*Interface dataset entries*
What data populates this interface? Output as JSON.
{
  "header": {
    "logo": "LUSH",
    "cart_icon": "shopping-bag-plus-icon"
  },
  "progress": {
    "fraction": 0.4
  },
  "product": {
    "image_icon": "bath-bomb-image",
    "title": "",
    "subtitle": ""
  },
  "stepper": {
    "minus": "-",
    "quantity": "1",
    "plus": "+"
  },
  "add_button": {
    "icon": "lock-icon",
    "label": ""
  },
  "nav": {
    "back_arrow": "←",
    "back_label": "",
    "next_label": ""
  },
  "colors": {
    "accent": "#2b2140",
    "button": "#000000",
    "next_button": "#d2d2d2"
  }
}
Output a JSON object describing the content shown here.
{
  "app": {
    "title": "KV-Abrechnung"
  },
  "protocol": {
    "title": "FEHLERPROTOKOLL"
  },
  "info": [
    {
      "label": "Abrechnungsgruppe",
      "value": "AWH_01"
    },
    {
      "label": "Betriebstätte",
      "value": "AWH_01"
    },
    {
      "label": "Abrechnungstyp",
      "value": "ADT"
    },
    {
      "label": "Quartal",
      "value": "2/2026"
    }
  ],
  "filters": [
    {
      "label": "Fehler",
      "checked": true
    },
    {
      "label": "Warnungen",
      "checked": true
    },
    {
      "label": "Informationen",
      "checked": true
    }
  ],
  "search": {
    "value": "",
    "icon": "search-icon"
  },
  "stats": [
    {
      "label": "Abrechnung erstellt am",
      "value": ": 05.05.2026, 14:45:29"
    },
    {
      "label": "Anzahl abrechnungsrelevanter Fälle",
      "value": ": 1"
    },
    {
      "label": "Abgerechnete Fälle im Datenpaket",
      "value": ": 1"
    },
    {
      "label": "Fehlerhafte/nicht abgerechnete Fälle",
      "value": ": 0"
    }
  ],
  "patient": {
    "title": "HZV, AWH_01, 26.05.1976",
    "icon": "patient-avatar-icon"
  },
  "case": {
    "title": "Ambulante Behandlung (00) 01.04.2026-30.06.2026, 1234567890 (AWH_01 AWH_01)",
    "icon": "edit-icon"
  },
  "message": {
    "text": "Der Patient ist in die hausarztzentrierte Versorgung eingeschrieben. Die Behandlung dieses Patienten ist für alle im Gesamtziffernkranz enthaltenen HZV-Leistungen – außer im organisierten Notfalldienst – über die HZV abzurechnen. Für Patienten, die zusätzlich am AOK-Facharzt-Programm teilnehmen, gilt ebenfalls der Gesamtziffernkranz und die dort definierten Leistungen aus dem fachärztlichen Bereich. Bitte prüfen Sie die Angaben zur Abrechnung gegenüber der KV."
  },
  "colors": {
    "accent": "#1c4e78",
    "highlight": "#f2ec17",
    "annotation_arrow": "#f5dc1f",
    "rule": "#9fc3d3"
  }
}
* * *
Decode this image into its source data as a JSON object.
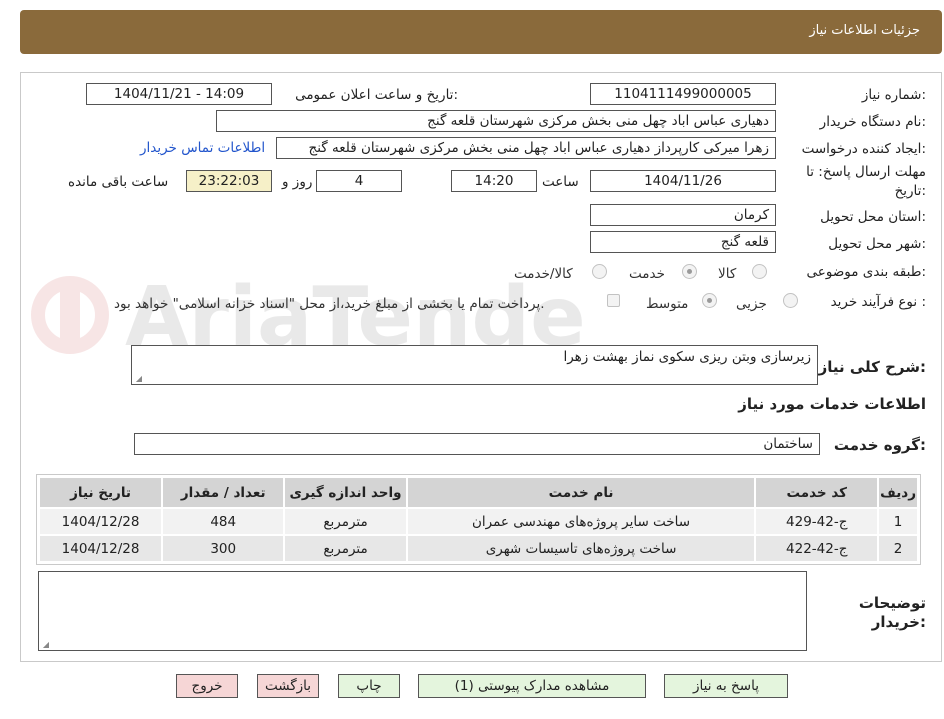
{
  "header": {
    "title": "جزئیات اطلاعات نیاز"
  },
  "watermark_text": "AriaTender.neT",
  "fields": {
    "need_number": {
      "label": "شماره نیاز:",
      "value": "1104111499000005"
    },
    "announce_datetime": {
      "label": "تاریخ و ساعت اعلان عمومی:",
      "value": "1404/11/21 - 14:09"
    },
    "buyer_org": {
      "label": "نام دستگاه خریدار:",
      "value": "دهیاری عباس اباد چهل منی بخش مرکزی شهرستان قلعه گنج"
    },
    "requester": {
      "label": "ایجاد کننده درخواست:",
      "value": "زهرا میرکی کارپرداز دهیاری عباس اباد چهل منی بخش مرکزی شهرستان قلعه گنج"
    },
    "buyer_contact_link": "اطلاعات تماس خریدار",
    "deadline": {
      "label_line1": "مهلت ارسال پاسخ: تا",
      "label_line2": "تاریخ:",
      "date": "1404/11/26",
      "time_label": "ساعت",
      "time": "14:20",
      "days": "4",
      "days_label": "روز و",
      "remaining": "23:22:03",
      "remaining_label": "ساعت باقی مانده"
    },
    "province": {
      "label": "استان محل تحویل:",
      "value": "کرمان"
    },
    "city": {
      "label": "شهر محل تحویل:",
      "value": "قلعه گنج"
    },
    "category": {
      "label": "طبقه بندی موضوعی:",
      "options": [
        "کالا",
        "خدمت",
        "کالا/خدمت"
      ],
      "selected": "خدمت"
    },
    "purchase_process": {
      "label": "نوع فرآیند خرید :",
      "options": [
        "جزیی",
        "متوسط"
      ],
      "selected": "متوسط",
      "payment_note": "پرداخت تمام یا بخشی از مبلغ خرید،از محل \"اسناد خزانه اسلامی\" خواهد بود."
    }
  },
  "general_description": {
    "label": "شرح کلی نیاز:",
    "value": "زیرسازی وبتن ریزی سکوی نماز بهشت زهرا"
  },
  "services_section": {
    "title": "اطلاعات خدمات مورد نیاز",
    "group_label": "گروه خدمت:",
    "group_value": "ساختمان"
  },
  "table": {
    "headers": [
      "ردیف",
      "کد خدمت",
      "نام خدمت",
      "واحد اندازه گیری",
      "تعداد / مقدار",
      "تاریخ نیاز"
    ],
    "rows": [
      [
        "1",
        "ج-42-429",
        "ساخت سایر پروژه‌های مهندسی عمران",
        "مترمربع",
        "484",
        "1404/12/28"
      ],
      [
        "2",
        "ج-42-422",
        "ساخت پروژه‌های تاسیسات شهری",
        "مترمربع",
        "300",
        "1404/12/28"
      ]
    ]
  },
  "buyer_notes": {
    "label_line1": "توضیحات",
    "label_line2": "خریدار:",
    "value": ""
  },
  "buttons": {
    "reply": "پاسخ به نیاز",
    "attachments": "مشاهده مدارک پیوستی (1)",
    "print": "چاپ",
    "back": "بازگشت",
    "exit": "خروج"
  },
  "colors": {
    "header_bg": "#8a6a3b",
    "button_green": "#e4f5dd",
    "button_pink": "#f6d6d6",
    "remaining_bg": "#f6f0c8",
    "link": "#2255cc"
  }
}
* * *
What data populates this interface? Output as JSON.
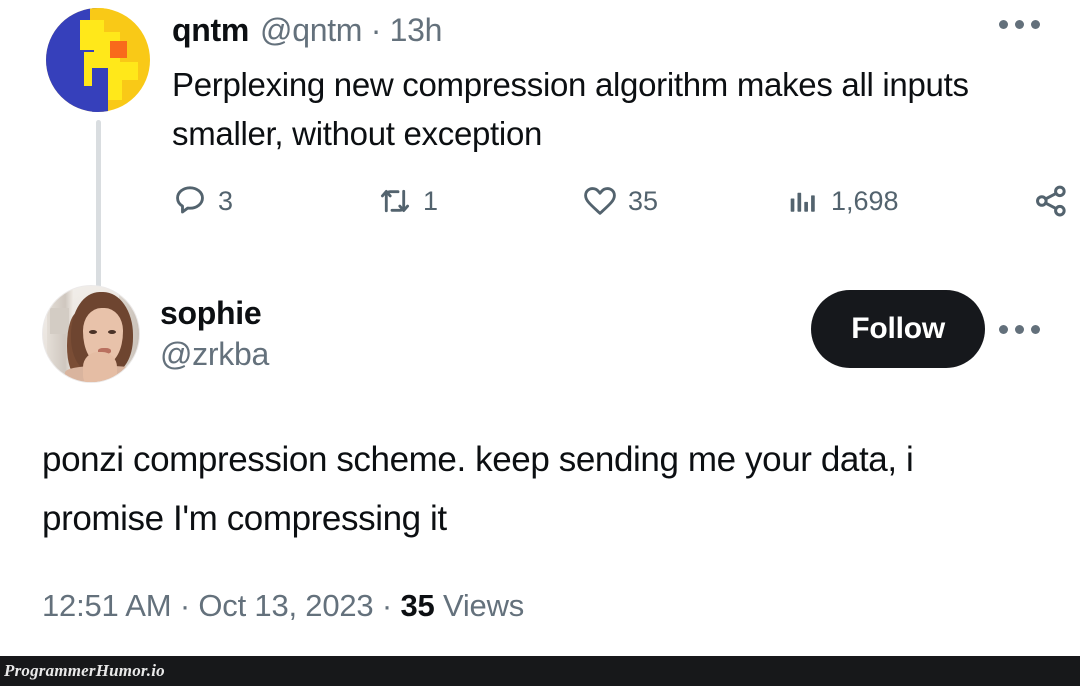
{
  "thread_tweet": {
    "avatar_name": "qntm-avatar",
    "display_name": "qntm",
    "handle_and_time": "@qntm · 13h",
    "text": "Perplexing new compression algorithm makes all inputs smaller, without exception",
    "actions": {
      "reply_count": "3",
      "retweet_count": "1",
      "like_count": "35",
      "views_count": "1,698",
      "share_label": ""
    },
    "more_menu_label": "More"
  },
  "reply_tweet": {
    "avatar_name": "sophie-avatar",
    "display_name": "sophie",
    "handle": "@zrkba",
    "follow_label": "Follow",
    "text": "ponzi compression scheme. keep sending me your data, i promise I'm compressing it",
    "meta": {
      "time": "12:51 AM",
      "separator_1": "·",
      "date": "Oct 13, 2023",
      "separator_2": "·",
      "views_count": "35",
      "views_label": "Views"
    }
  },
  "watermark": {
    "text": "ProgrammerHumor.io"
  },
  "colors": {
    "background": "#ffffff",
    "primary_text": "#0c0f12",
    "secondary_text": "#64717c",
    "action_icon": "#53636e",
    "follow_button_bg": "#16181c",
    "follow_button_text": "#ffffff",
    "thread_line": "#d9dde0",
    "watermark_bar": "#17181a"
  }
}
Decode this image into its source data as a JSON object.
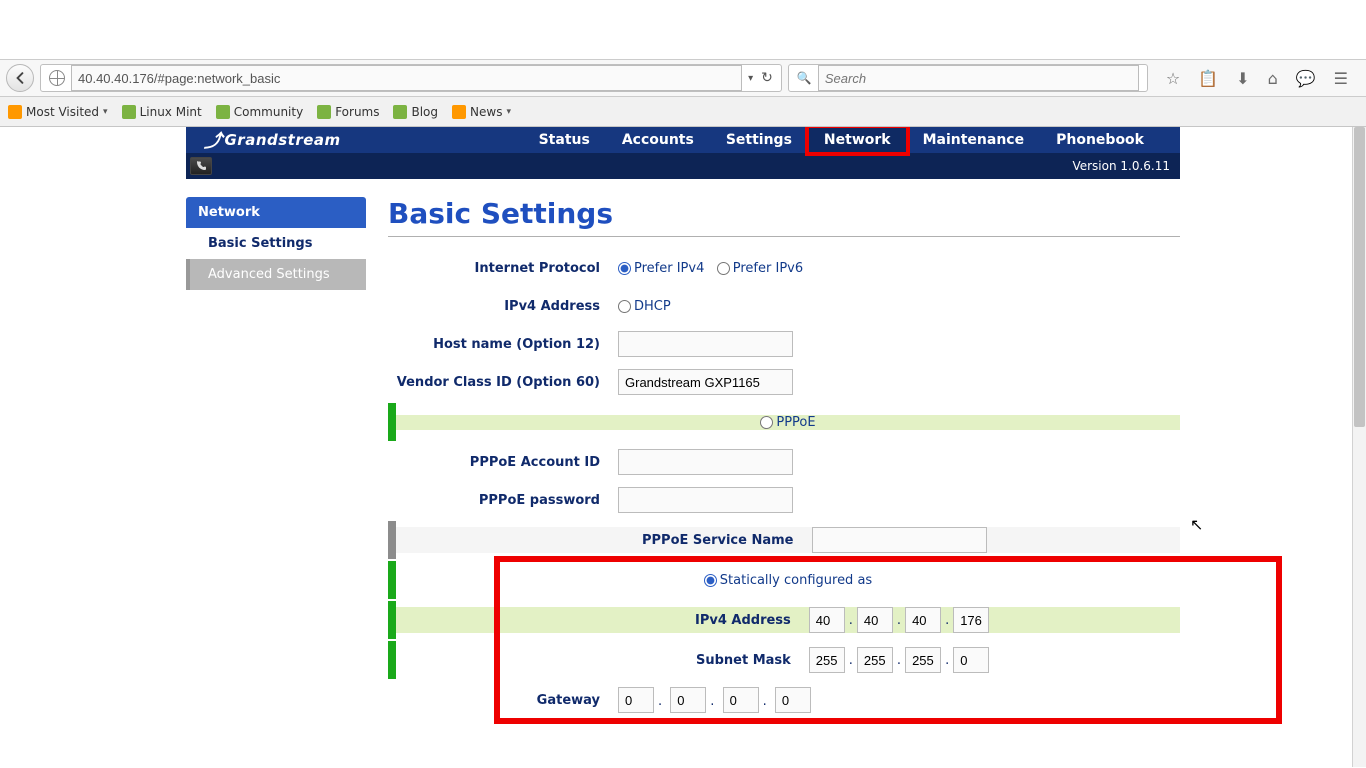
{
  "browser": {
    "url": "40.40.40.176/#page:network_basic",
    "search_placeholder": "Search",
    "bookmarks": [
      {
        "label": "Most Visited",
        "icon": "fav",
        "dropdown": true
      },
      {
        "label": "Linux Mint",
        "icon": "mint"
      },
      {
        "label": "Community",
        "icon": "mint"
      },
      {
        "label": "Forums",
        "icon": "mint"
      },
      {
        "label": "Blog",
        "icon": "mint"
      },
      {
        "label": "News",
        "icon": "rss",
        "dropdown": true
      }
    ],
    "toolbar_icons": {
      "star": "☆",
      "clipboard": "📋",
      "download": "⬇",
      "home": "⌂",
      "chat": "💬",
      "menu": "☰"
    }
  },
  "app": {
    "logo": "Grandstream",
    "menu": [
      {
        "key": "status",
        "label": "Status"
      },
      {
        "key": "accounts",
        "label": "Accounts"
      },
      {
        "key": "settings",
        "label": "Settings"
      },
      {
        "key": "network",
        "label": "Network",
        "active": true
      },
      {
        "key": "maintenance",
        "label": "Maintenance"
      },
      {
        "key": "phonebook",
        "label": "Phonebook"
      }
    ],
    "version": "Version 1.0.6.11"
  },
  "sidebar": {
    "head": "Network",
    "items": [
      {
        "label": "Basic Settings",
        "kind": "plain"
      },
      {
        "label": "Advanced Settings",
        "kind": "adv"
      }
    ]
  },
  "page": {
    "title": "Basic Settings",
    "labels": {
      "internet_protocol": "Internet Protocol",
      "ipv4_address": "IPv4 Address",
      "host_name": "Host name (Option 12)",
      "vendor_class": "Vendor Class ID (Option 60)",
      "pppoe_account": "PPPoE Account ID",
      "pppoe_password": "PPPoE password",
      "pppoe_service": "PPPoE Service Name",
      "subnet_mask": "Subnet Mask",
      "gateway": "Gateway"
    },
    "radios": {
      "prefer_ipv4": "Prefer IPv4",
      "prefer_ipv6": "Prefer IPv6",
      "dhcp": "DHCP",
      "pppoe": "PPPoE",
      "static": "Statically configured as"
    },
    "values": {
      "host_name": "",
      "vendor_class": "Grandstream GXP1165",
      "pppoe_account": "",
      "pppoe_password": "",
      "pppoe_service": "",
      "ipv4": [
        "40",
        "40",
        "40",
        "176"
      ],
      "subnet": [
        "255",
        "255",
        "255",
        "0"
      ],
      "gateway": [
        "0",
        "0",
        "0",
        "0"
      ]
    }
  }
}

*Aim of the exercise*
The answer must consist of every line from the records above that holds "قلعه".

*Result of this task*
      "value": "دهیاری عباس اباد چهل منی بخش مرکزی شهرستان قلعه گنج"
      "value": "زهرا میرکی کارپرداز دهیاری عباس اباد چهل منی بخش مرکزی شهرستان قلعه گنج"
      "value": "قلعه گنج"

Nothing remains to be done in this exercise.